I ran today. The first time since last Sunday’s run. The first time in a week.
Just as Jack was every ounce of sailor, last Sunday’s run was every ounce of effort. I had an extremely busy week so not only did I not have opportunity to run, I did not find time to finish the blog entry I began of last Sunday’s slogging. Suffice it to say it was 7 kilometres of challenging mind training.
This morning I slept late. It was luxurious and I awoke inside the spoon. Following a lengthy session of synchronized spooning – you know, spoonstretchrollspoon set on automatic repeat – I checked the weather, pulled on some gear, tried to clear some of the nasal and chest congestion I felt upon waking and headed out the door.
At 7:00am the sun was already riding the hip of the horizon and the air was cool, fresh and palpably alive. The heavy dew sketched webs in the grass and lay like layers of pale pink tulle over the tops of marsh grasses.
I set off east this morning, turning into the sun at the end of my lane, with the intention of a short run in deference to my congestion. In this direction I start on a downgrade and therefore end the run on an upgrade. There are more homes and fewer farm fields to my east and the possibility of more traffic, though it was minimal this morning.
The small dense wooded areas between the highway and the river provided heavy shade, with glimpses of sunlight. My feet felt great on the pavement and I marveled at the total sweetness of this run compared to last week’s. My hands, loose and nonchalant, stayed cool throughout the run and my ankles, knees and hips were in a flow of almost effortlessness. Not a twinge of any sort to command my loving compassionate awareness.
This was a time to breathe and be. Listening to my foot falls, imagining them soft and quiet and thinking of picking up each foot rather than pushing off. Squirrels chastened me, chittering cheekily from unseen tree limbs and the birds, unplugged, provided inspirational melody.
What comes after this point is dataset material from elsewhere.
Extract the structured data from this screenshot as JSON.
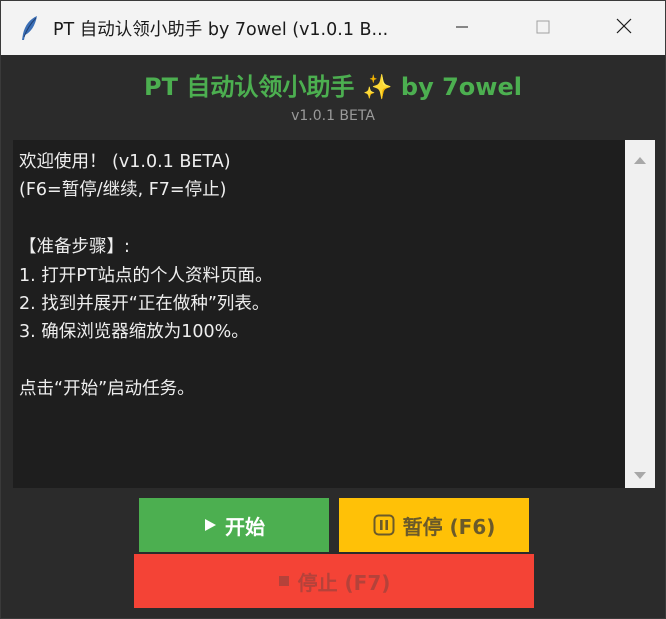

Today the roadsides are an amazing array of flora. Morning glories – what an apt name – bursting into pale blue five pointed stars amid a confusion of crown vetch. Dignified clusters of Queen Anne’s Lace unaffected by the showy, somewhat pretentious stands of purple loosestrife. Scatterlings of susans. Galores of goldenrod. Calamities of cat tails. Clover, common sorrel, tiny eyebright. Ditches of low wild blueberry bushes and a pale orange cache of chanterelles.
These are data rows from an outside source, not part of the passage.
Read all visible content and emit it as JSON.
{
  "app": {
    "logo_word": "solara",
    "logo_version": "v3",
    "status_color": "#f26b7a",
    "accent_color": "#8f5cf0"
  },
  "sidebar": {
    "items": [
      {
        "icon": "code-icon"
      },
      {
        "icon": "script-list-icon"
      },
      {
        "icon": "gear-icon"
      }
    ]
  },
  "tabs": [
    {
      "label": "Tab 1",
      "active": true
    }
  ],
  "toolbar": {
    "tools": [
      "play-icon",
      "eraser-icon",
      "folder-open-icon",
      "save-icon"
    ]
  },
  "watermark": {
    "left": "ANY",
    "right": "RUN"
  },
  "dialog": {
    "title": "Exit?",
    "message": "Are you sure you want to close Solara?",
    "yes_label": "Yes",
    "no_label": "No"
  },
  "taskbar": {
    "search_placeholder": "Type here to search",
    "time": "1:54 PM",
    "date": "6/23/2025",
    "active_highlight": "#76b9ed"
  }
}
The upgrade home had me breathing heavy, a press in my chest of a bout of bronchitis which has been waltzing me on occasion, patiently awaiting a full dance card.
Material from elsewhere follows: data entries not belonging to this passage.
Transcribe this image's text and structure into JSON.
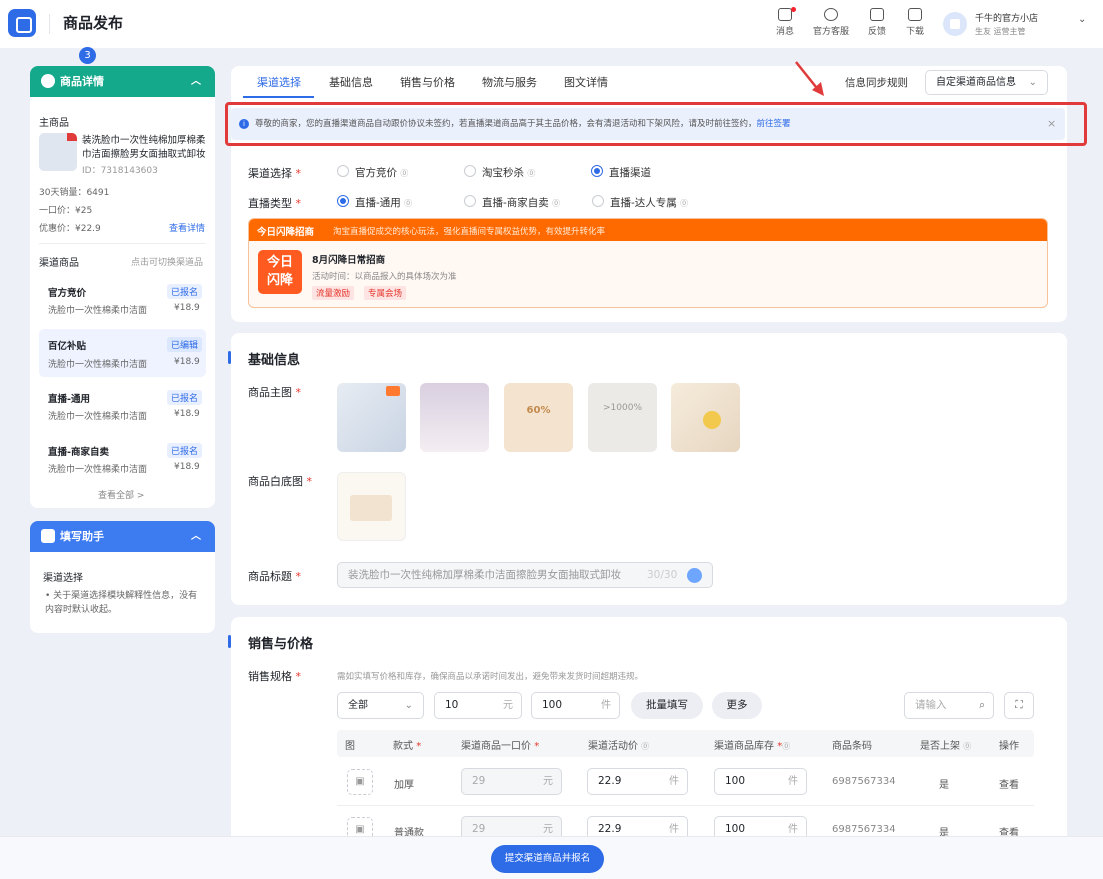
{
  "header": {
    "title": "商品发布",
    "icons": [
      {
        "label": "消息",
        "name": "message-icon"
      },
      {
        "label": "官方客服",
        "name": "support-icon"
      },
      {
        "label": "反馈",
        "name": "feedback-icon"
      },
      {
        "label": "下载",
        "name": "download-icon"
      }
    ],
    "shop_name": "千牛的官方小店",
    "shop_role": "生友  运营主管",
    "step_badge": "3"
  },
  "left": {
    "detail_title": "商品详情",
    "main_product_label": "主商品",
    "product_name": "装洗脸巾一次性纯棉加厚棉柔巾洁面擦脸男女面抽取式卸妆",
    "product_id": "ID：7318143603",
    "sales": "30天销量：6491",
    "price": "一口价：¥25",
    "discount": "优惠价：¥22.9",
    "view_detail": "查看详情",
    "channel_label": "渠道商品",
    "channel_hint": "点击可切换渠道品",
    "channels": [
      {
        "name": "官方竞价",
        "status": "已报名",
        "desc": "洗脸巾一次性棉柔巾洁面",
        "price": "¥18.9"
      },
      {
        "name": "百亿补贴",
        "status": "已编辑",
        "desc": "洗脸巾一次性棉柔巾洁面",
        "price": "¥18.9"
      },
      {
        "name": "直播-通用",
        "status": "已报名",
        "desc": "洗脸巾一次性棉柔巾洁面",
        "price": "¥18.9"
      },
      {
        "name": "直播-商家自卖",
        "status": "已报名",
        "desc": "洗脸巾一次性棉柔巾洁面",
        "price": "¥18.9"
      }
    ],
    "view_all": "查看全部 >",
    "helper_title": "填写助手",
    "helper_sub": "渠道选择",
    "helper_text": "关于渠道选择模块解释性信息，没有内容时默认收起。"
  },
  "tabs": [
    "渠道选择",
    "基础信息",
    "销售与价格",
    "物流与服务",
    "图文详情"
  ],
  "sync_label": "信息同步规则",
  "sync_select": "自定渠道商品信息",
  "notice": {
    "text": "尊敬的商家，您的直播渠道商品自动跟价协议未签约，若直播渠道商品高于其主品价格，会有清退活动和下架风险，请及时前往签约，",
    "link": "前往签署"
  },
  "channel_select": {
    "label": "渠道选择",
    "options": [
      "官方竞价",
      "淘宝秒杀",
      "直播渠道"
    ],
    "selected": 2
  },
  "live_type": {
    "label": "直播类型",
    "options": [
      "直播-通用",
      "直播-商家自卖",
      "直播-达人专属"
    ],
    "selected": 0
  },
  "promo": {
    "title": "今日闪降招商",
    "subtitle": "淘宝直播促成交的核心玩法，强化直播间专属权益优势，有效提升转化率",
    "badge_line1": "今日",
    "badge_line2": "闪降",
    "name": "8月闪降日常招商",
    "time": "活动时间：以商品报入的具体场次为准",
    "tags": [
      "流量激励",
      "专属会场"
    ]
  },
  "basic": {
    "title": "基础信息",
    "main_image_label": "商品主图",
    "white_image_label": "商品白底图",
    "title_label": "商品标题",
    "title_value": "装洗脸巾一次性纯棉加厚棉柔巾洁面擦脸男女面抽取式卸妆",
    "title_count": "30/30",
    "img_texts": [
      "",
      "",
      "60%",
      ">1000%",
      ""
    ]
  },
  "sales": {
    "title": "销售与价格",
    "spec_label": "销售规格",
    "spec_hint": "需如实填写价格和库存，确保商品以承诺时间发出，避免带来发货时间超期违规。",
    "filter": "全部",
    "qty": "10",
    "qty_unit": "元",
    "price": "100",
    "price_unit": "件",
    "batch_btn": "批量填写",
    "more_btn": "更多",
    "search_placeholder": "请输入",
    "columns": [
      "图",
      "款式",
      "渠道商品一口价",
      "渠道活动价",
      "渠道商品库存",
      "商品条码",
      "是否上架",
      "操作"
    ],
    "rows": [
      {
        "style": "加厚",
        "list_price": "29",
        "list_unit": "元",
        "act_price": "22.9",
        "act_unit": "件",
        "stock": "100",
        "stock_unit": "件",
        "barcode": "6987567334",
        "on_shelf": "是",
        "action": "查看"
      },
      {
        "style": "普通款",
        "list_price": "29",
        "list_unit": "元",
        "act_price": "22.9",
        "act_unit": "件",
        "stock": "100",
        "stock_unit": "件",
        "barcode": "6987567334",
        "on_shelf": "是",
        "action": "查看"
      }
    ]
  },
  "submit": "提交渠道商品并报名"
}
I sip Chrysanthemum Nest tea as I write this, but only after slipping back to pick more than a taste of chanterelles.
P.S. We are hoping they are chanterelles.